Though there are many reasons to look at Digital wireless systems over Analog wireless systems such as Battery Life (which can be up to 40% longer) and Spectral Efficiency (meaning you can pack more units into a given frequency range), the biggest benefit by far is improved Sound Quality.

Analog wireless systems use a "compander" (Compander is a contraction of the words compressor and expander) to squeeze the entire dynamic range of a voice or instrument into the narrow frequency allocation provided for wireless use.

Digital systems can simply transmit a consistent digital signal that provides full dynamic range without companding. This results in a more natural sound. Price drops in digital wireless microphone systems have made digital affordable for almost everyone. Some systems will even allow you to make adjustments to the transmitter from a computer networked to the receiver.

Wireless Microphone Features

Pick a system with features and future expansion capabilities that will benefit you most.

Separate Mute and Power Switches

One of the most requested features in a wireless system is separate mute and power (transmission) switches. When your receiver and transmitter are talking to each other, the two are "locked on" to the same frequency.

During this communication nothing can interfere with that system, except another system on the same frequency. However, when your receiver is on and your transmitter is off, no signal is being transmitted, therefore your receiver is able to pick up any transmitted signal on it's specified frequency. Even just one stray signal can destroy a performance or message.

With the addition of a separate mute switch, the pastor can mute his audio signal when he does not want to be heard. His transmission switch can still be left on, thus "locking" his transmitter on to his receiver and avoiding unwanted stray signals.

Antenna Diversity

Insist that any wireless microphone system that makes your short list has two antennas. Single antenna systems are prone to dropouts. True diversity twin-antenna systems use two antennas so if the signal at one antenna drops out the other is there to pick up a signal. A sure sign of a true diversity system is detachable antennas.

Low Impedance, Balanced line output

Commercial and professional wireless microphones have balanced outputs from the receiver to connect directly to your mixing console. Balanced connections reduce or eliminate noise and hum problems with the audio signal once it leaves the receiver.

Rechargeable Batteries

Newer systems have high performance rechargeable batteries that last 10 hours on one charge. They can go through 1,000 charging cycles, saving you thousands in battery costs! High performance digital systems monitor these rechargeable batteries both during the charging phase and while being used. Some systems will even tell you how many hours are left on the battery before requiring a charge.

If your system doesn't come with an integral rechargeable battery, we can equip you with a high performance rechargeable battery system manufactured by Ansmann.

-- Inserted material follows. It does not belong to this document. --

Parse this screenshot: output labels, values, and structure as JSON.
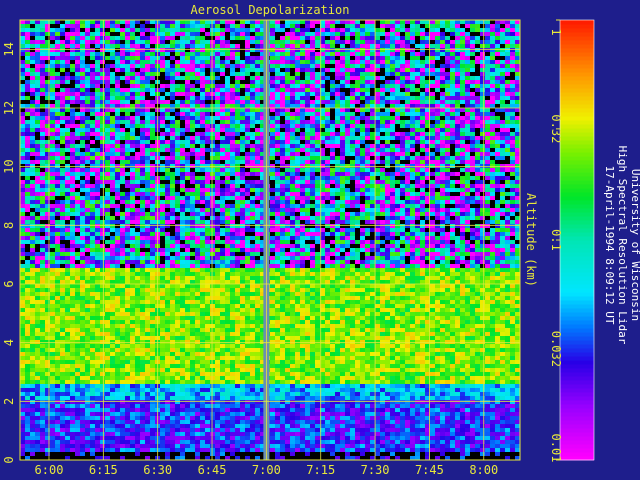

Ansmann batteries are used by top technical directors in their wireless microphones for major events worldwide. They are the best wireless microphone rechargeable battery available!